How Pixar’s ‘Luca’ Took Inspiration From Studio Ghibli and Aardman to Create a “Handcrafted Feel” [Interview]
Posted on Wednesday, April 28th, 2021 by Hoai-Tran Bui
Luca is probably the closest Pixar will get to making a Studio Ghibli film. That’s probably not a huge swing to make — the creatives at Pixar have long been fans of the works of Hayao Miyazaki and the anime studio that he co-founded, frequently citing films like Kiki’s Delivery Service and Spirited Away as influences for their own award-winning films. But there’s a certain feeling with Ghibli films that is hard to express. A nostalgia, a serenity of spirit, a bittersweet simplicity that has been consistent with most of the films from the renowned Japanese animation studio. And Luca gets pretty close to achieving that (at least in the 30 minutes of footage that this reporter watched for an early press presentation dedicated to the Pixar film).
And that was intentional, according to Luca animation supervisor Mike Venturini. The director of Luca, Enrico Casarosa, grew up watching some of the earliest TV works of Miyazaki and his frequent collaborator Isao Takahata, like Future Boy Conan and 3000 Leagues in Search of Mother, and that love for all things Miyazaki bled into Luca.
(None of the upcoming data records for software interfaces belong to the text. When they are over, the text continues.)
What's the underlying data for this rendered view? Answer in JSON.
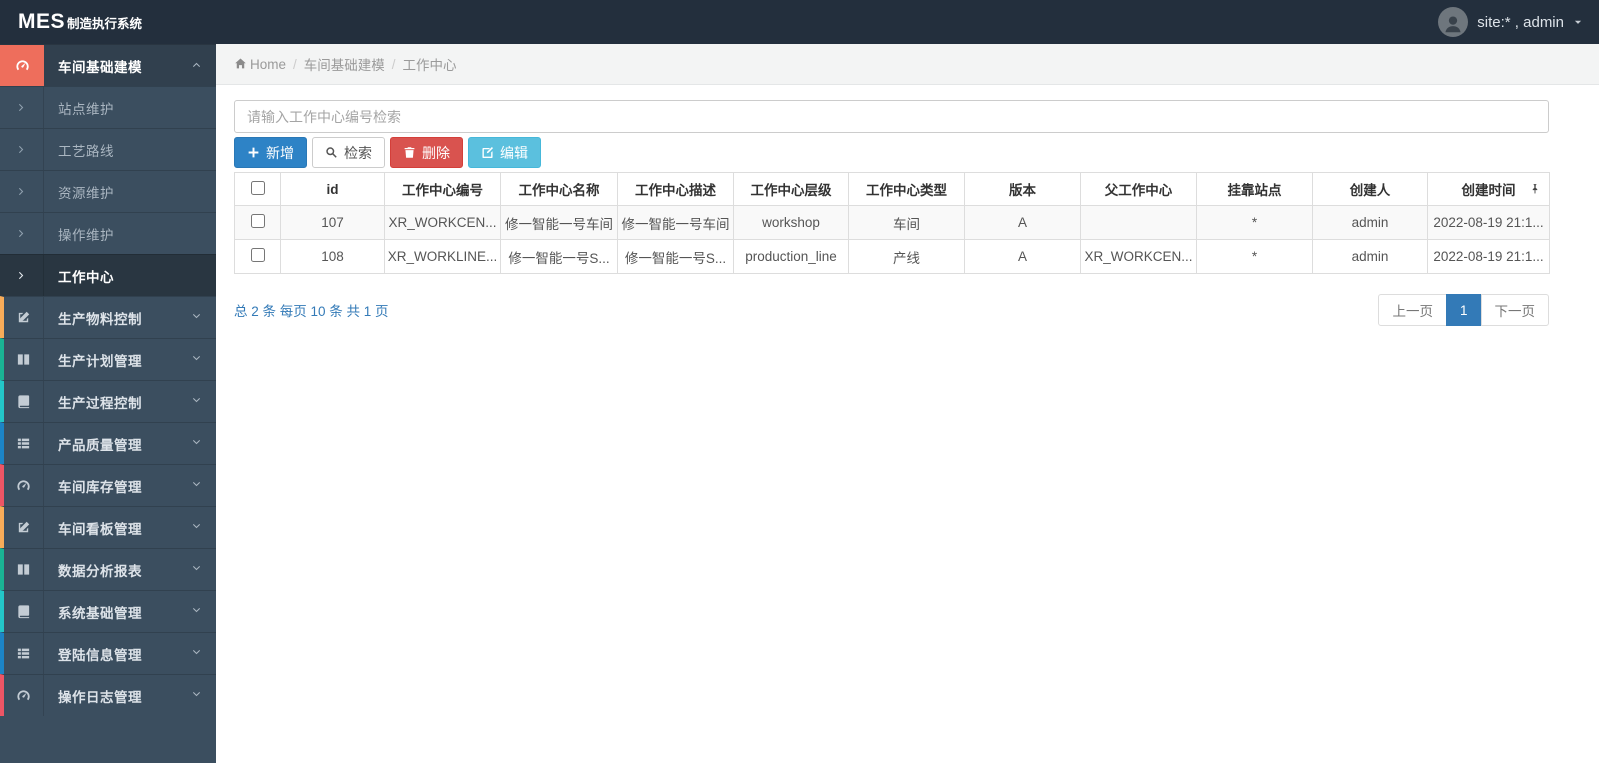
{
  "colors": {
    "topbar_bg": "#232f3d",
    "sidebar_bg": "#3b4e5f",
    "active_icon_bg": "#ee6e5c",
    "primary_blue": "#2e83c6",
    "danger_red": "#d9534f",
    "info_cyan": "#5bc0de",
    "link_blue": "#337ab7"
  },
  "topbar": {
    "brand_main": "MES",
    "brand_sub": "制造执行系统",
    "user_label": "site:* , admin"
  },
  "breadcrumb": {
    "home": "Home",
    "level1": "车间基础建模",
    "level2": "工作中心"
  },
  "sidebar": {
    "active_group": {
      "label": "车间基础建模"
    },
    "children": [
      {
        "label": "站点维护"
      },
      {
        "label": "工艺路线"
      },
      {
        "label": "资源维护"
      },
      {
        "label": "操作维护"
      },
      {
        "label": "工作中心"
      }
    ],
    "groups": [
      {
        "label": "生产物料控制",
        "icon": "pencil-square-icon",
        "strip": "#f8ac59"
      },
      {
        "label": "生产计划管理",
        "icon": "columns-icon",
        "strip": "#1ab394"
      },
      {
        "label": "生产过程控制",
        "icon": "book-icon",
        "strip": "#23c6c8"
      },
      {
        "label": "产品质量管理",
        "icon": "th-list-icon",
        "strip": "#1c84c6"
      },
      {
        "label": "车间库存管理",
        "icon": "dashboard-icon",
        "strip": "#ed5565"
      },
      {
        "label": "车间看板管理",
        "icon": "pencil-square-icon",
        "strip": "#f8ac59"
      },
      {
        "label": "数据分析报表",
        "icon": "columns-icon",
        "strip": "#1ab394"
      },
      {
        "label": "系统基础管理",
        "icon": "book-icon",
        "strip": "#23c6c8"
      },
      {
        "label": "登陆信息管理",
        "icon": "th-list-icon",
        "strip": "#1c84c6"
      },
      {
        "label": "操作日志管理",
        "icon": "dashboard-icon",
        "strip": "#ed5565"
      }
    ]
  },
  "search": {
    "placeholder": "请输入工作中心编号检索",
    "value": ""
  },
  "toolbar": {
    "add_label": "新增",
    "search_label": "检索",
    "delete_label": "删除",
    "edit_label": "编辑"
  },
  "table": {
    "headers": [
      "id",
      "工作中心编号",
      "工作中心名称",
      "工作中心描述",
      "工作中心层级",
      "工作中心类型",
      "版本",
      "父工作中心",
      "挂靠站点",
      "创建人",
      "创建时间"
    ],
    "rows": [
      [
        "107",
        "XR_WORKCEN...",
        "修一智能一号车间",
        "修一智能一号车间",
        "workshop",
        "车间",
        "A",
        "",
        "*",
        "admin",
        "2022-08-19 21:1..."
      ],
      [
        "108",
        "XR_WORKLINE...",
        "修一智能一号S...",
        "修一智能一号S...",
        "production_line",
        "产线",
        "A",
        "XR_WORKCEN...",
        "*",
        "admin",
        "2022-08-19 21:1..."
      ]
    ]
  },
  "pagination": {
    "summary": "总 2 条 每页 10 条 共 1 页",
    "prev_label": "上一页",
    "current_page": "1",
    "next_label": "下一页"
  }
}
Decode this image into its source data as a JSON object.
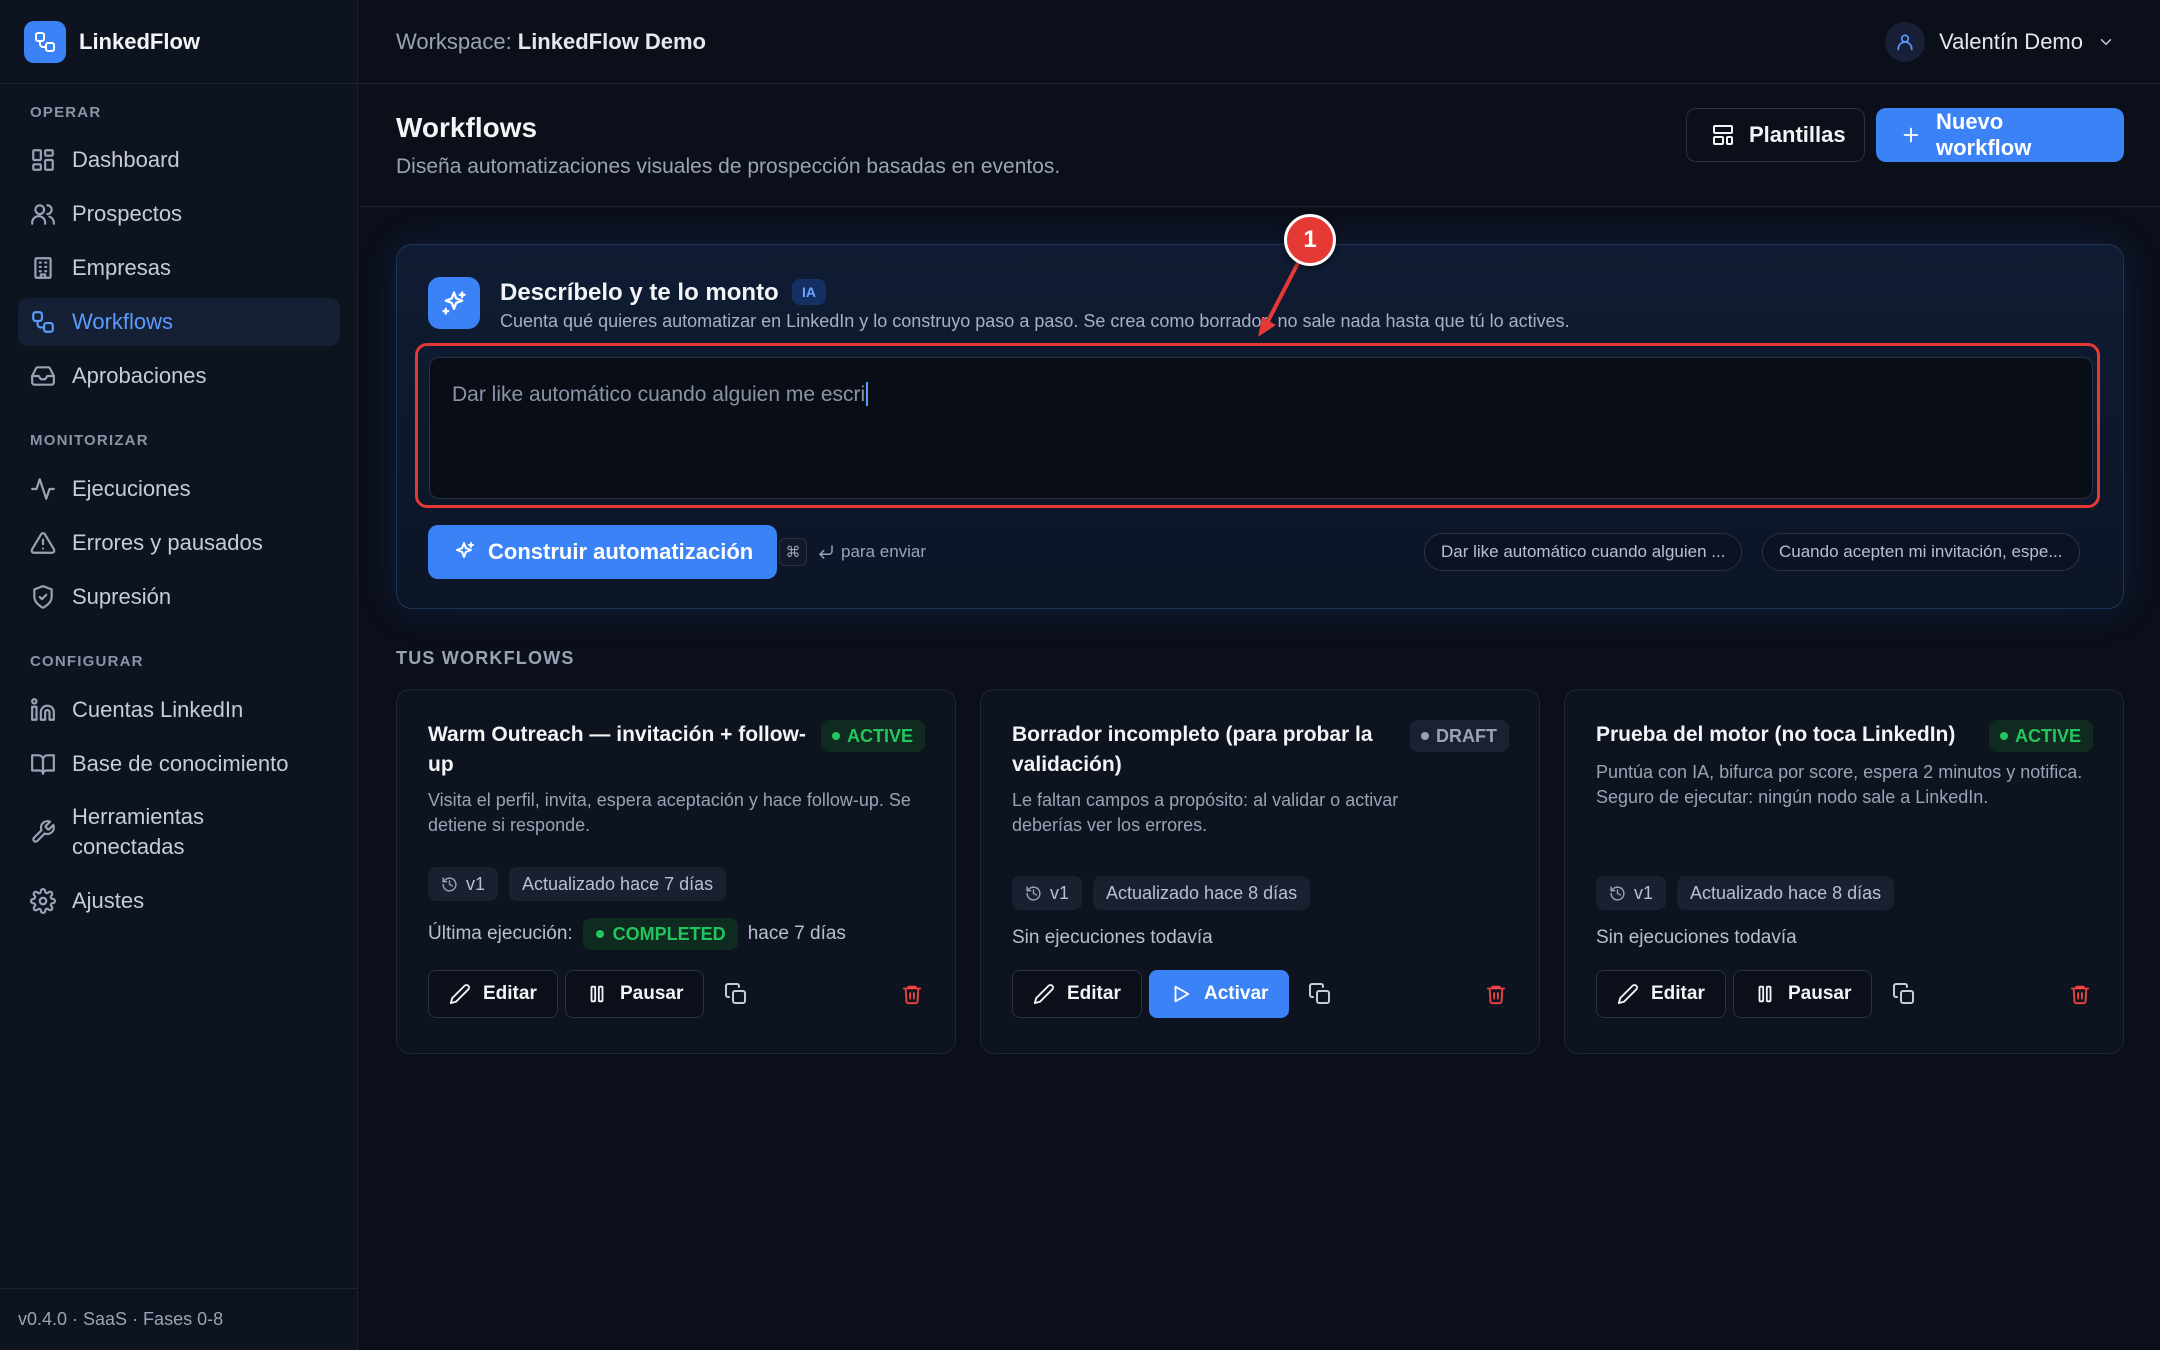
{
  "app": {
    "name": "LinkedFlow"
  },
  "topbar": {
    "workspace_label": "Workspace:",
    "workspace_name": "LinkedFlow Demo",
    "user_name": "Valentín Demo"
  },
  "sidebar": {
    "sections": [
      "OPERAR",
      "MONITORIZAR",
      "CONFIGURAR"
    ],
    "items": [
      {
        "label": "Dashboard",
        "icon": "dashboard-icon"
      },
      {
        "label": "Prospectos",
        "icon": "users-icon"
      },
      {
        "label": "Empresas",
        "icon": "building-icon"
      },
      {
        "label": "Workflows",
        "icon": "workflow-icon",
        "active": true
      },
      {
        "label": "Aprobaciones",
        "icon": "inbox-icon"
      },
      {
        "label": "Ejecuciones",
        "icon": "activity-icon"
      },
      {
        "label": "Errores y pausados",
        "icon": "warning-icon"
      },
      {
        "label": "Supresión",
        "icon": "shield-icon"
      },
      {
        "label": "Cuentas LinkedIn",
        "icon": "linkedin-icon"
      },
      {
        "label": "Base de conocimiento",
        "icon": "book-icon"
      },
      {
        "label": "Herramientas conectadas",
        "icon": "wrench-icon"
      },
      {
        "label": "Ajustes",
        "icon": "gear-icon"
      }
    ],
    "footer": "v0.4.0 · SaaS · Fases 0-8"
  },
  "page": {
    "title": "Workflows",
    "subtitle": "Diseña automatizaciones visuales de prospección basadas en eventos.",
    "templates_label": "Plantillas",
    "new_label": "Nuevo workflow"
  },
  "ai_panel": {
    "title": "Descríbelo y te lo monto",
    "badge": "IA",
    "subtitle": "Cuenta qué quieres automatizar en LinkedIn y lo construyo paso a paso. Se crea como borrador: no sale nada hasta que tú lo actives.",
    "input_value": "Dar like automático cuando alguien me escri",
    "build_label": "Construir automatización",
    "kbd_symbol": "⌘",
    "send_hint": "para enviar",
    "suggestions": [
      "Dar like automático cuando alguien ...",
      "Cuando acepten mi invitación, espe..."
    ]
  },
  "annotation": {
    "number": "1",
    "color": "#e53935"
  },
  "workflows": {
    "section_label": "TUS WORKFLOWS",
    "cards": [
      {
        "title": "Warm Outreach — invitación + follow-up",
        "status": "ACTIVE",
        "description": "Visita el perfil, invita, espera aceptación y hace follow-up. Se detiene si responde.",
        "version": "v1",
        "updated": "Actualizado hace 7 días",
        "last_exec_label": "Última ejecución:",
        "last_exec_status": "COMPLETED",
        "last_exec_time": "hace 7 días",
        "edit_label": "Editar",
        "toggle_label": "Pausar"
      },
      {
        "title": "Borrador incompleto (para probar la validación)",
        "status": "DRAFT",
        "description": "Le faltan campos a propósito: al validar o activar deberías ver los errores.",
        "version": "v1",
        "updated": "Actualizado hace 8 días",
        "no_exec": "Sin ejecuciones todavía",
        "edit_label": "Editar",
        "toggle_label": "Activar"
      },
      {
        "title": "Prueba del motor (no toca LinkedIn)",
        "status": "ACTIVE",
        "description": "Puntúa con IA, bifurca por score, espera 2 minutos y notifica. Seguro de ejecutar: ningún nodo sale a LinkedIn.",
        "version": "v1",
        "updated": "Actualizado hace 8 días",
        "no_exec": "Sin ejecuciones todavía",
        "edit_label": "Editar",
        "toggle_label": "Pausar"
      }
    ]
  },
  "colors": {
    "accent": "#3b82f6",
    "success": "#22c55e",
    "danger": "#ef4444",
    "background": "#0b0f19"
  }
}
“That really comes from Enrico’s love for those films and how it’s influenced him as a filmmaker,” Venturini told /Film in an interview over Zoom. “We use the word lyrical to describe his storytelling. It’s very rhythmic and get can get quiet at times.”